(Beginning of DATA TO PROCESS)

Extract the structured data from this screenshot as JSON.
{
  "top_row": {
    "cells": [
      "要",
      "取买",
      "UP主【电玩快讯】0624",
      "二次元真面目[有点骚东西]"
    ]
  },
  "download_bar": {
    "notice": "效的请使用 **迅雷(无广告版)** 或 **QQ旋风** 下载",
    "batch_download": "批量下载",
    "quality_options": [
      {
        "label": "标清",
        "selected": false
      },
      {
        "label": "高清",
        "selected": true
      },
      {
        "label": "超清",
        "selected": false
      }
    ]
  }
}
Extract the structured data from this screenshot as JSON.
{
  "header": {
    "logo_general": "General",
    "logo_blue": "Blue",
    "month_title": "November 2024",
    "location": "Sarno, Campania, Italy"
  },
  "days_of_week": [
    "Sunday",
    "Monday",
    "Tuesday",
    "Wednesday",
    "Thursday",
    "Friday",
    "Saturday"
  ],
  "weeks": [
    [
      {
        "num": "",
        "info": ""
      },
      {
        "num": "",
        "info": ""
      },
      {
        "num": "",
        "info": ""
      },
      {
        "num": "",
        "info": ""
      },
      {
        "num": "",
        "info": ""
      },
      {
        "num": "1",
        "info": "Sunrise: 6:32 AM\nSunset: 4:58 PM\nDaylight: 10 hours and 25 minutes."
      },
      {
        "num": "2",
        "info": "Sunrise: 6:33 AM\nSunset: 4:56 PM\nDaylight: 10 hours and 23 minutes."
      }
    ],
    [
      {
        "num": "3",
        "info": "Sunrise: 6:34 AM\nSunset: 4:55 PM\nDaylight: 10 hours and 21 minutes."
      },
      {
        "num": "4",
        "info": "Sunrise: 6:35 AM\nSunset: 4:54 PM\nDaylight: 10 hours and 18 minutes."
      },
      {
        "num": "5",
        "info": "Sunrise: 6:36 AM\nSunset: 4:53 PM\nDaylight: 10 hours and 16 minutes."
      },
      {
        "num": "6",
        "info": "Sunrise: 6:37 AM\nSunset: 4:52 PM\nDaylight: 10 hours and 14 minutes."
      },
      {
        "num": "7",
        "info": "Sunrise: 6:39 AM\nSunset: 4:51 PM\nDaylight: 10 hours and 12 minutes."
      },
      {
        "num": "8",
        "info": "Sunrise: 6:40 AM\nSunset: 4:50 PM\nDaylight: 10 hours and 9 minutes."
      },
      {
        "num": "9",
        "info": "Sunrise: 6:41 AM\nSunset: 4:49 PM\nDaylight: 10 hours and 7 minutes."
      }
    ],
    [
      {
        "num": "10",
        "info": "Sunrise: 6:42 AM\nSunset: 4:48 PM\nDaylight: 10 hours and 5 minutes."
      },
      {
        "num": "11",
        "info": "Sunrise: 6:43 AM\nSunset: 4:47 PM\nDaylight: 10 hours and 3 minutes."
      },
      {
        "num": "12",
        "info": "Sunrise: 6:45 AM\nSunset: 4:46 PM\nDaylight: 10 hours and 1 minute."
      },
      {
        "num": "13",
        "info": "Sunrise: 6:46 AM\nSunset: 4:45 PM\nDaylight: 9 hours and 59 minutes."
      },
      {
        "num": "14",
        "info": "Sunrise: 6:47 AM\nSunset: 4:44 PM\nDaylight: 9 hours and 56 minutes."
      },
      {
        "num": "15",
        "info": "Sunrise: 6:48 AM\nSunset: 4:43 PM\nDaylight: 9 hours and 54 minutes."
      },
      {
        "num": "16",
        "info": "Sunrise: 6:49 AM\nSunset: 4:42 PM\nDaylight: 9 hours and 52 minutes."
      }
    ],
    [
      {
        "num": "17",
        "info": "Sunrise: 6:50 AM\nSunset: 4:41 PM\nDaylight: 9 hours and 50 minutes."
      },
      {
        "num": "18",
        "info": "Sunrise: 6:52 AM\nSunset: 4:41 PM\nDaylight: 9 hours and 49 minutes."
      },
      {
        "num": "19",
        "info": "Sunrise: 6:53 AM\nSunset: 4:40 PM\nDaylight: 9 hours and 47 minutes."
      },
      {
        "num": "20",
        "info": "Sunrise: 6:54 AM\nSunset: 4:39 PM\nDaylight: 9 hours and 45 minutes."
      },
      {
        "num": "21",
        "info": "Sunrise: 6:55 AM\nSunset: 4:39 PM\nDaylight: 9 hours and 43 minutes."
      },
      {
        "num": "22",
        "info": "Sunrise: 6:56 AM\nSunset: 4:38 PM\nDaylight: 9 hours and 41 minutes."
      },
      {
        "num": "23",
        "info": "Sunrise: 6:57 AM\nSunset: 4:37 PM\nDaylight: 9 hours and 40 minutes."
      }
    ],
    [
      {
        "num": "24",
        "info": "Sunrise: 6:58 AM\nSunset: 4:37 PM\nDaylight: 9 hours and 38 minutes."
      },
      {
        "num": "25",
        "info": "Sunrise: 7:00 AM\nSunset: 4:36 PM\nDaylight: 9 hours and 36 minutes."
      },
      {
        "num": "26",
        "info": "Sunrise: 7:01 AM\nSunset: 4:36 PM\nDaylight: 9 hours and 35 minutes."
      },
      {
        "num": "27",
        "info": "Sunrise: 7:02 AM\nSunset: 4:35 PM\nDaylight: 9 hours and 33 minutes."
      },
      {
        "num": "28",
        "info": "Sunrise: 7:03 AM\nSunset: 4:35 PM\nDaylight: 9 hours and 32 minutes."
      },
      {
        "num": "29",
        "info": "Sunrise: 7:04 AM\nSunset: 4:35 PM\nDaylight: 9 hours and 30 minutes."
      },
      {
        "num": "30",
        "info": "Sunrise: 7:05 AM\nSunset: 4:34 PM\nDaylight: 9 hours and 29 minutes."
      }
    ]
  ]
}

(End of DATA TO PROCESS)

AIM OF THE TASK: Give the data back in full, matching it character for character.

TASK RESULT:
Extract the structured data from this screenshot as JSON.
{
  "top_row": {
    "cells": [
      "要",
      "取买",
      "UP主【电玩快讯】0624",
      "二次元真面目[有点骚东西]"
    ]
  },
  "download_bar": {
    "notice": "效的请使用 **迅雷(无广告版)** 或 **QQ旋风** 下载",
    "batch_download": "批量下载",
    "quality_options": [
      {
        "label": "标清",
        "selected": false
      },
      {
        "label": "高清",
        "selected": true
      },
      {
        "label": "超清",
        "selected": false
      }
    ]
  }
}
Extract the structured data from this screenshot as JSON.
{
  "header": {
    "logo_general": "General",
    "logo_blue": "Blue",
    "month_title": "November 2024",
    "location": "Sarno, Campania, Italy"
  },
  "days_of_week": [
    "Sunday",
    "Monday",
    "Tuesday",
    "Wednesday",
    "Thursday",
    "Friday",
    "Saturday"
  ],
  "weeks": [
    [
      {
        "num": "",
        "info": ""
      },
      {
        "num": "",
        "info": ""
      },
      {
        "num": "",
        "info": ""
      },
      {
        "num": "",
        "info": ""
      },
      {
        "num": "",
        "info": ""
      },
      {
        "num": "1",
        "info": "Sunrise: 6:32 AM\nSunset: 4:58 PM\nDaylight: 10 hours and 25 minutes."
      },
      {
        "num": "2",
        "info": "Sunrise: 6:33 AM\nSunset: 4:56 PM\nDaylight: 10 hours and 23 minutes."
      }
    ],
    [
      {
        "num": "3",
        "info": "Sunrise: 6:34 AM\nSunset: 4:55 PM\nDaylight: 10 hours and 21 minutes."
      },
      {
        "num": "4",
        "info": "Sunrise: 6:35 AM\nSunset: 4:54 PM\nDaylight: 10 hours and 18 minutes."
      },
      {
        "num": "5",
        "info": "Sunrise: 6:36 AM\nSunset: 4:53 PM\nDaylight: 10 hours and 16 minutes."
      },
      {
        "num": "6",
        "info": "Sunrise: 6:37 AM\nSunset: 4:52 PM\nDaylight: 10 hours and 14 minutes."
      },
      {
        "num": "7",
        "info": "Sunrise: 6:39 AM\nSunset: 4:51 PM\nDaylight: 10 hours and 12 minutes."
      },
      {
        "num": "8",
        "info": "Sunrise: 6:40 AM\nSunset: 4:50 PM\nDaylight: 10 hours and 9 minutes."
      },
      {
        "num": "9",
        "info": "Sunrise: 6:41 AM\nSunset: 4:49 PM\nDaylight: 10 hours and 7 minutes."
      }
    ],
    [
      {
        "num": "10",
        "info": "Sunrise: 6:42 AM\nSunset: 4:48 PM\nDaylight: 10 hours and 5 minutes."
      },
      {
        "num": "11",
        "info": "Sunrise: 6:43 AM\nSunset: 4:47 PM\nDaylight: 10 hours and 3 minutes."
      },
      {
        "num": "12",
        "info": "Sunrise: 6:45 AM\nSunset: 4:46 PM\nDaylight: 10 hours and 1 minute."
      },
      {
        "num": "13",
        "info": "Sunrise: 6:46 AM\nSunset: 4:45 PM\nDaylight: 9 hours and 59 minutes."
      },
      {
        "num": "14",
        "info": "Sunrise: 6:47 AM\nSunset: 4:44 PM\nDaylight: 9 hours and 56 minutes."
      },
      {
        "num": "15",
        "info": "Sunrise: 6:48 AM\nSunset: 4:43 PM\nDaylight: 9 hours and 54 minutes."
      },
      {
        "num": "16",
        "info": "Sunrise: 6:49 AM\nSunset: 4:42 PM\nDaylight: 9 hours and 52 minutes."
      }
    ],
    [
      {
        "num": "17",
        "info": "Sunrise: 6:50 AM\nSunset: 4:41 PM\nDaylight: 9 hours and 50 minutes."
      },
      {
        "num": "18",
        "info": "Sunrise: 6:52 AM\nSunset: 4:41 PM\nDaylight: 9 hours and 49 minutes."
      },
      {
        "num": "19",
        "info": "Sunrise: 6:53 AM\nSunset: 4:40 PM\nDaylight: 9 hours and 47 minutes."
      },
      {
        "num": "20",
        "info": "Sunrise: 6:54 AM\nSunset: 4:39 PM\nDaylight: 9 hours and 45 minutes."
      },
      {
        "num": "21",
        "info": "Sunrise: 6:55 AM\nSunset: 4:39 PM\nDaylight: 9 hours and 43 minutes."
      },
      {
        "num": "22",
        "info": "Sunrise: 6:56 AM\nSunset: 4:38 PM\nDaylight: 9 hours and 41 minutes."
      },
      {
        "num": "23",
        "info": "Sunrise: 6:57 AM\nSunset: 4:37 PM\nDaylight: 9 hours and 40 minutes."
      }
    ],
    [
      {
        "num": "24",
        "info": "Sunrise: 6:58 AM\nSunset: 4:37 PM\nDaylight: 9 hours and 38 minutes."
      },
      {
        "num": "25",
        "info": "Sunrise: 7:00 AM\nSunset: 4:36 PM\nDaylight: 9 hours and 36 minutes."
      },
      {
        "num": "26",
        "info": "Sunrise: 7:01 AM\nSunset: 4:36 PM\nDaylight: 9 hours and 35 minutes."
      },
      {
        "num": "27",
        "info": "Sunrise: 7:02 AM\nSunset: 4:35 PM\nDaylight: 9 hours and 33 minutes."
      },
      {
        "num": "28",
        "info": "Sunrise: 7:03 AM\nSunset: 4:35 PM\nDaylight: 9 hours and 32 minutes."
      },
      {
        "num": "29",
        "info": "Sunrise: 7:04 AM\nSunset: 4:35 PM\nDaylight: 9 hours and 30 minutes."
      },
      {
        "num": "30",
        "info": "Sunrise: 7:05 AM\nSunset: 4:34 PM\nDaylight: 9 hours and 29 minutes."
      }
    ]
  ]
}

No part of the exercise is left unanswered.